A monster free from 85 metres by Jack O’Connor was followed by a major swing in the space of just 20 seconds towards the end of the third quarter.
St. Martin’s could have gone seven points clear when a Mikey Coleman pull left Jake Firman with a clear run on goal at the Clonard end, but he shot into the body of the experienced Barry Kinsella who made the save.
It was followed by a swift transfer downfield by Jack Cullen and that strike to the net by Conor McDonald, completing a six-point swing in a flash and filling Naomh Eanna full of hope.
However, their All Star nominee didn’t have anything like the same impact as in the quarter-final win over Oylegate-Glenbrien, and really his team needed a bigger contribution from him in order to cause an upset.
Having said that, if St. Martin’s didn’t have an opportunist with the skill and finishing quality of Rory O’Connor, they would have struggled to get over the line despite those sterling contributions from the likes of Maloney, Devereux, Jake Firman and Patrick O’Connor.
Their arduous schedule continues this coming Sunday with the football semi-final replay against Shelmaliers, and it has to be an advantage to Oulart-The Ballagh to have an unimpeded fortnight’s preparation for what will be the sixth meeting in a final between the clubs since 1994.
There’s nothing St. Martin’s can do about that for now though, and they are still on course to achieve all of their goals.

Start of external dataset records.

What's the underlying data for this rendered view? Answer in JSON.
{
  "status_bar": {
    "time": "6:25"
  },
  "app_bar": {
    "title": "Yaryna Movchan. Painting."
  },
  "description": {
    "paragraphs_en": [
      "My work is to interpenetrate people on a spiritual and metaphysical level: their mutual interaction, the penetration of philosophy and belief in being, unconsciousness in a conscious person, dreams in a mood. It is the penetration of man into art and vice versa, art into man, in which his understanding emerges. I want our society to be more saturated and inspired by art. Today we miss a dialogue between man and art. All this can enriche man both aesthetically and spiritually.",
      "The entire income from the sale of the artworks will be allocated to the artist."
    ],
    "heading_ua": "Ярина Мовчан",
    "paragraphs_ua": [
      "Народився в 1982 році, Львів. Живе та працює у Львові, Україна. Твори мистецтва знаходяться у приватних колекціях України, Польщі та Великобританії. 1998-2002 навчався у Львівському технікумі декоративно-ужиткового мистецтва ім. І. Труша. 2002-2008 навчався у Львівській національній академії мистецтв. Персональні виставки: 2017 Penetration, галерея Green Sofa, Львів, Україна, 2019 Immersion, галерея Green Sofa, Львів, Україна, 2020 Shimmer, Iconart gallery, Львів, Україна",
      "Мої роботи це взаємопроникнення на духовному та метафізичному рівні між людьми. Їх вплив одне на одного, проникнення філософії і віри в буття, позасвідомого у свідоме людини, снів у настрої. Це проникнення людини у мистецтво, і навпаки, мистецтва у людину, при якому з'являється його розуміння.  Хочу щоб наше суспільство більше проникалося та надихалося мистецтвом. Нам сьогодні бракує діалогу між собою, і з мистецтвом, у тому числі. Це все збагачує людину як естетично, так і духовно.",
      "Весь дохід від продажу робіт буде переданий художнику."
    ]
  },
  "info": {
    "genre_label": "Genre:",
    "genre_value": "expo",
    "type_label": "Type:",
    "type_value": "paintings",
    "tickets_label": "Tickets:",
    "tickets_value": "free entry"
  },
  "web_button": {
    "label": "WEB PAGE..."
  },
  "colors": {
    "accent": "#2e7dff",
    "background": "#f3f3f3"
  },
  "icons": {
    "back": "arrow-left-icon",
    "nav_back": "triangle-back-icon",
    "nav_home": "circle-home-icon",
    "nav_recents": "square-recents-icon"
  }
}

That’s quite an achievement in itself given the difficulty in switching from one code to the next and back again at this time of year when the pressure is at its greatest.
St. Martin’s: Luke White; Conor Firman, Patrick O’Connor (capt.), Willie Devereux; Daithí Waters, Aaron Maddock, Paudie Kelly; Harry O’Connor, Mark Maloney (0-1); Jake Firman (0-4), Rory O’Connor (2-7, 0-5 frees), Mikey Coleman; Darren Codd (0-1), Jack O’Connor (0-3, 1 free), Joe O’Connor (0-2). Subs. - Joe Coleman for H. O’Connor (41), Barry O’Connor for Codd (45), Michael Codd for M. Coleman (53), Ben Maddock for Maloney (60).
Naomh Eanna: Barry Kinsella; Peter Travers, Brendan Travers (capt.), Eoin Molloy; Jack Cullen, Seán Doyle, Gary Molloy; Aodhán Doyle (0-1), Conor Hughes (0-1); William Cullen (0-1), Pádraig Doyle (0-6, 4 frees), Darragh Hughes (0-5 frees); Eoin Conroy, Conor McDonald (1-0), David O’Brien. Subs. - Charlie McGuckin for W. Cullen, temp. (19-21), McGuckin for O’Brien (37), John O’Brien for W. Cullen (45), Lee Kinsella for Conroy (59).
Referee: Justin Heffernan (Blackwater).
Seán Doyle of Naomh Eanna clears his lines under pressure from Aaron Maddock (St. Martin’s). The O’Connor cousins, Joe and Jack, outnumber Naomh Eanna midfielder Conor Hughes.
Eoin Conroy of Naomh Eanna attempts the hook as Conor Firman (St. Martin’s) prepares to clear.